qualitative scoring matrix
Defending Qualitative Factors
When it comes to defending Q factors, documentation is key. An institution will be well suited to defend their qualitative and environmental risk factors if they are objective, directionally consistent, and properly document their assumptions.
Justification of Qualitative and Environmental (Q/E) Considerations
As required by regulatory and accounting guidelines, historical loss experience is the starting point for estimating future loss expectations. In a stable environment without significant changes in process, personnel, or portfolio concentration, historical experience offers a reasonable approximation of expected future losses. However, a constantly changing environment requires management to assess how changes may affect future losses.
Objectivity in Adjustments

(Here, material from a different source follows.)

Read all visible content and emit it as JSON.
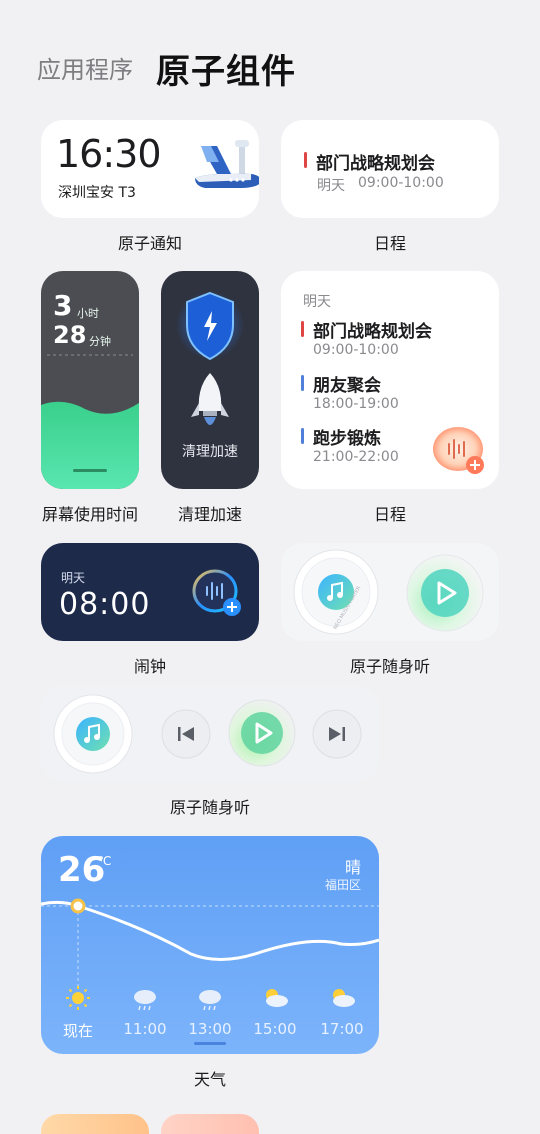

There are various measures institutions can take to add objectivity to the otherwise subjective task of qualitative and environmental risk factors. These consist of incorporating a qualitative scoring matrix into your Q factor analysis, ensuring directional consistency, and sticking to the nine recommended Q factor adjustments, among other things.
The ALLL calculation should be objective in nature; that is, when attributing qualitative and environmental factors to the allowance, there should be sound reasoning as to why certain adjustments were made. An objective ALLL ensures that there is no management bias or partiality to skew the results of the calculation one way or another.